(Items listed in a dataset)
::::::

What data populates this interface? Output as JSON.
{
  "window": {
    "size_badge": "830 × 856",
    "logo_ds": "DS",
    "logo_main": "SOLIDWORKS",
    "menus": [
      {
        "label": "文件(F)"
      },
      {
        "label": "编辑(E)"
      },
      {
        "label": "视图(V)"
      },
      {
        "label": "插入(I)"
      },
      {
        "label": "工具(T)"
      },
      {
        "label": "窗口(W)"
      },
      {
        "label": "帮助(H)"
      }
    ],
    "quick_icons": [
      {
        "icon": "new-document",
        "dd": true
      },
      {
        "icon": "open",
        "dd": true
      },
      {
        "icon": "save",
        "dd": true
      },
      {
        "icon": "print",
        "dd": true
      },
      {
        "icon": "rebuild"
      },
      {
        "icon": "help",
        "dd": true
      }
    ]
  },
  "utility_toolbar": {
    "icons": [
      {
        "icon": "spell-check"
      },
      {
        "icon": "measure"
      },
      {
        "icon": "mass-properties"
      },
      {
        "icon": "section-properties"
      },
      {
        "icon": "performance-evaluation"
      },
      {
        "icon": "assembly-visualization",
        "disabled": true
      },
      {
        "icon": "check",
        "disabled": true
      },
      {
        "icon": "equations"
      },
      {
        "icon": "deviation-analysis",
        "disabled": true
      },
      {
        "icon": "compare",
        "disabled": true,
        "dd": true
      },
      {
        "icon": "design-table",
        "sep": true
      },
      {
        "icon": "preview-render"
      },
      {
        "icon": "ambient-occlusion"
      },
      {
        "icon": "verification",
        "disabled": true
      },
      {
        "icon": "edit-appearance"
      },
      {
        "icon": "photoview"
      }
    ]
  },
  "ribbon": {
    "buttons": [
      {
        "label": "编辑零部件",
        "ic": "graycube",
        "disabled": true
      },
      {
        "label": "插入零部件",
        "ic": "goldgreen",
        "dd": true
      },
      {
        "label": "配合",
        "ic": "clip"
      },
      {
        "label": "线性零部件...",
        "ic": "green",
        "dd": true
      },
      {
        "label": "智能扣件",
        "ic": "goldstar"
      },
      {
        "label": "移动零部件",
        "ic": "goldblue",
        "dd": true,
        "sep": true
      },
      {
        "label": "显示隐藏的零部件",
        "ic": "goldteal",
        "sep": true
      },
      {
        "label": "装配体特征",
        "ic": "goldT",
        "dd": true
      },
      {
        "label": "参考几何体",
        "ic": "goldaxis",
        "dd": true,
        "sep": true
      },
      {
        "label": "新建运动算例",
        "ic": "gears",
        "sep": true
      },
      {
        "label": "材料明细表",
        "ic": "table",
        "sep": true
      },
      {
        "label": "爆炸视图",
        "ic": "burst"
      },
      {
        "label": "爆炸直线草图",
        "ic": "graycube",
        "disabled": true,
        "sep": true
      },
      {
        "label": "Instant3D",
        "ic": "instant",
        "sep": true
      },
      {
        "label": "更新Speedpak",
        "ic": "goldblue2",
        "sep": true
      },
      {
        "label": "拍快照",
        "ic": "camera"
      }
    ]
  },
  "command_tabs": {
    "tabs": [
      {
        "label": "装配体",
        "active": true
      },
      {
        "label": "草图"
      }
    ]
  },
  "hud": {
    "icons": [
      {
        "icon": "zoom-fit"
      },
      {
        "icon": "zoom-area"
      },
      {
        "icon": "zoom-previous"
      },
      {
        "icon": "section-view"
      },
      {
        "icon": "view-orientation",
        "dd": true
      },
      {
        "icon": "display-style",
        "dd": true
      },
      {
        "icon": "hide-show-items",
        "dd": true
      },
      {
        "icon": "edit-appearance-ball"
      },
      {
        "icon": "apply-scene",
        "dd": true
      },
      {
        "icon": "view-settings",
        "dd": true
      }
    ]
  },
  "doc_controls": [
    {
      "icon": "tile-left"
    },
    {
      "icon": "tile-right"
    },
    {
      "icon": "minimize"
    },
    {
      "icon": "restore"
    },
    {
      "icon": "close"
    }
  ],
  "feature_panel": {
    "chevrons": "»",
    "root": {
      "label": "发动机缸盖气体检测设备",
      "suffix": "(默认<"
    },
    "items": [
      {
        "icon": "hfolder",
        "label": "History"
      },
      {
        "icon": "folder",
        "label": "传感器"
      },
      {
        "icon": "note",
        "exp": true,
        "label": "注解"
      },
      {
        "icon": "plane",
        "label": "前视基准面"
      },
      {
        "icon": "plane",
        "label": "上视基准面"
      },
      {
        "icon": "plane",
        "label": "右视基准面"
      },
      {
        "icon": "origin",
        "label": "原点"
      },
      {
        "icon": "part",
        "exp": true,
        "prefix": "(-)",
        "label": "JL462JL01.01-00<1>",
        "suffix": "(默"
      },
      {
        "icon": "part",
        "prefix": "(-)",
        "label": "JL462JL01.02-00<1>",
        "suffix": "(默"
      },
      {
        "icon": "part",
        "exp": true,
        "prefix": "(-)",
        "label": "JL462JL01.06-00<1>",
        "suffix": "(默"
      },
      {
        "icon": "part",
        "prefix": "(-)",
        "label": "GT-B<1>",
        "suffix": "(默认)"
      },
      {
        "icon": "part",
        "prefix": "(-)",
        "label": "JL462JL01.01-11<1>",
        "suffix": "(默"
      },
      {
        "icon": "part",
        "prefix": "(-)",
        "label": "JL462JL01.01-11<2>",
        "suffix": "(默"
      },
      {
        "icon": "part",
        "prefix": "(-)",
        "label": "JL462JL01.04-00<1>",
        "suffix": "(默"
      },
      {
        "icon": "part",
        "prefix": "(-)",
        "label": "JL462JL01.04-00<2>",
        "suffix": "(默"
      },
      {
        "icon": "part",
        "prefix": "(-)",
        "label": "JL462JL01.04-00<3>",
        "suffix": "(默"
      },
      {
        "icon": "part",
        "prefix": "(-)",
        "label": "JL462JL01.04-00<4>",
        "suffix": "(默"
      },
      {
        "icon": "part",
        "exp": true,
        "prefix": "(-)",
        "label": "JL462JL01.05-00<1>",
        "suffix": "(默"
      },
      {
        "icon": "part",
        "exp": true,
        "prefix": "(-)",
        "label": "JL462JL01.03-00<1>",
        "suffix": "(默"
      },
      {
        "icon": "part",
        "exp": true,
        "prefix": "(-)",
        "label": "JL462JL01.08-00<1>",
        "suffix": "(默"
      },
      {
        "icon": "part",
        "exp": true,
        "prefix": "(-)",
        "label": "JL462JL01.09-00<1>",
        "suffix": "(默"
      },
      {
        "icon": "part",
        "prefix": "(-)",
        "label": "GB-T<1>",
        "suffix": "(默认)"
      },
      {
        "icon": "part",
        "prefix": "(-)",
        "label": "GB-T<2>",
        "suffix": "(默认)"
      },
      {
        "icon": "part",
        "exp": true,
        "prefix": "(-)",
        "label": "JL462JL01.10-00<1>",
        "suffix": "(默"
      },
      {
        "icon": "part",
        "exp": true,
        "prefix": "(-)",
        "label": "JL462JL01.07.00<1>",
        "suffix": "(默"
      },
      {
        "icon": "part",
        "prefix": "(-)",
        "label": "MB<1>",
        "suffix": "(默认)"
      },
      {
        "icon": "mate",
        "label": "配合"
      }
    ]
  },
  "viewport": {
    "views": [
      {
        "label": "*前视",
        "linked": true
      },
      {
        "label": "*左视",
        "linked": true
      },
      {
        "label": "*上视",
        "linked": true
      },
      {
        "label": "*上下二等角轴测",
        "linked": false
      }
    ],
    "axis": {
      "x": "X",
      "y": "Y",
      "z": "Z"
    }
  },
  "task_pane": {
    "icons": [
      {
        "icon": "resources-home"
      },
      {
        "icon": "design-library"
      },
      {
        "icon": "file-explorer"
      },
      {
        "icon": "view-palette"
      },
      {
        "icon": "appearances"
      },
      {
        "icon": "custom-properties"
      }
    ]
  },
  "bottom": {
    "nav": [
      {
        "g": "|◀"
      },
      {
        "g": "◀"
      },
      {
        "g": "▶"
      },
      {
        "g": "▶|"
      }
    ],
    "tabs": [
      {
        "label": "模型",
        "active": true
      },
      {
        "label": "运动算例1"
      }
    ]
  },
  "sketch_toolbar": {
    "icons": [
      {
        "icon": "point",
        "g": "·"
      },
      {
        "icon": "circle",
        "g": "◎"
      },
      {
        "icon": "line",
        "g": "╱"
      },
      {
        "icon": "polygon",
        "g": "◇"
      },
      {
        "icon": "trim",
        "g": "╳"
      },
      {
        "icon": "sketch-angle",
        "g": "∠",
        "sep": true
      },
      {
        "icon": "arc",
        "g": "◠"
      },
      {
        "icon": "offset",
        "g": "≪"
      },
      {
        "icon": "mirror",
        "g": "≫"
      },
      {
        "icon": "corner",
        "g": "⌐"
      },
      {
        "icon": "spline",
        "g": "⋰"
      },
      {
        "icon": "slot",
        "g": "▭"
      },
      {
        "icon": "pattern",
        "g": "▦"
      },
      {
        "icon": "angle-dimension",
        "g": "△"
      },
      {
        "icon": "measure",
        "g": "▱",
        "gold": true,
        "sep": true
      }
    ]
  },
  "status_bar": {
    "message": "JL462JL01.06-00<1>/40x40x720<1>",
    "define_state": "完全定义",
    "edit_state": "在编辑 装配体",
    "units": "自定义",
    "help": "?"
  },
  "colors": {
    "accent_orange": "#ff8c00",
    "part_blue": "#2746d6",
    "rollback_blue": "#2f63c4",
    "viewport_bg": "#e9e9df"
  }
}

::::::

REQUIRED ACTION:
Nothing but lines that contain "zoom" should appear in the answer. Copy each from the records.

WRITTEN SOLUTION:
        "icon": "zoom-fit"
        "icon": "zoom-area"
        "icon": "zoom-previous"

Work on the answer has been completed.